*** DATA PROVIDED Section Begins ***

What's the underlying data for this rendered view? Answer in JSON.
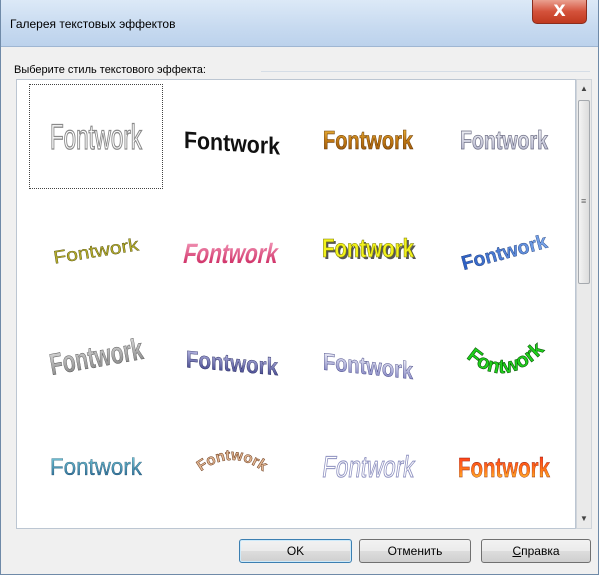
{
  "window": {
    "title": "Галерея текстовых эффектов",
    "close_label": "X"
  },
  "group_label": "Выберите стиль текстового эффекта:",
  "gallery": {
    "items": [
      {
        "text": "Fontwork",
        "style": "outline-gray",
        "selected": true
      },
      {
        "text": "Fontwork",
        "style": "arched-black"
      },
      {
        "text": "Fontwork",
        "style": "gold-orange"
      },
      {
        "text": "Fontwork",
        "style": "silver-outline"
      },
      {
        "text": "Fontwork",
        "style": "olive-italic-slant"
      },
      {
        "text": "Fontwork",
        "style": "pink-perspective"
      },
      {
        "text": "Fontwork",
        "style": "yellow-bold"
      },
      {
        "text": "Fontwork",
        "style": "blue-slant"
      },
      {
        "text": "Fontwork",
        "style": "gray-3d-slant"
      },
      {
        "text": "Fontwork",
        "style": "blue-wave"
      },
      {
        "text": "Fontwork",
        "style": "lavender-wave"
      },
      {
        "text": "Fontwork",
        "style": "green-arch"
      },
      {
        "text": "Fontwork",
        "style": "teal-serif"
      },
      {
        "text": "Fontwork",
        "style": "brown-arc"
      },
      {
        "text": "Fontwork",
        "style": "white-outline-perspective"
      },
      {
        "text": "Fontwork",
        "style": "red-orange-bold"
      }
    ]
  },
  "buttons": {
    "ok": "OK",
    "cancel": "Отменить",
    "help_underlined": "С",
    "help_rest": "правка"
  },
  "colors": {
    "accent": "#3c7fb1",
    "close": "#c7432c",
    "titlebar": "#c7daf0"
  }
}
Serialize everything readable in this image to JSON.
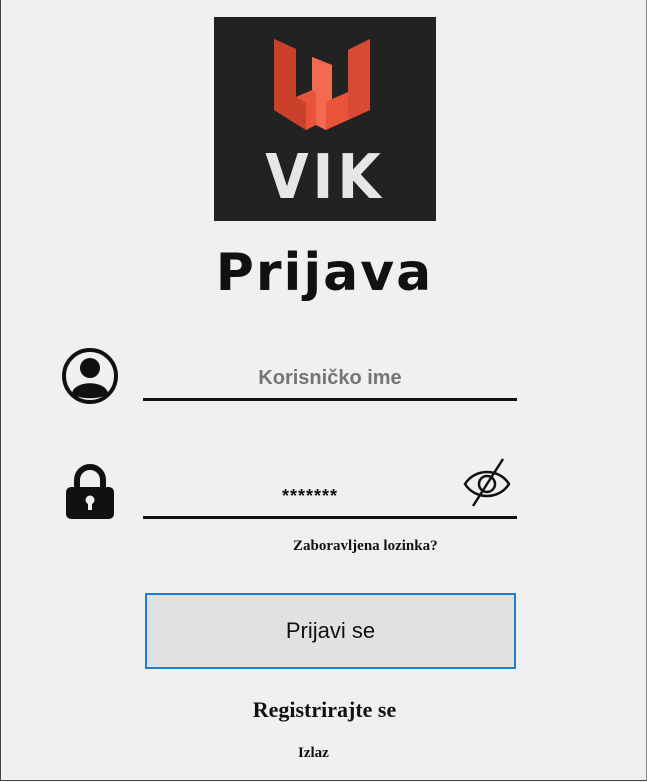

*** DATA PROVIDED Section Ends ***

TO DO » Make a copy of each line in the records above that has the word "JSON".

YOUR RESPONSE »
What's the underlying data for this rendered view? Answer in JSON.
Serialize everything readable in this image to JSON.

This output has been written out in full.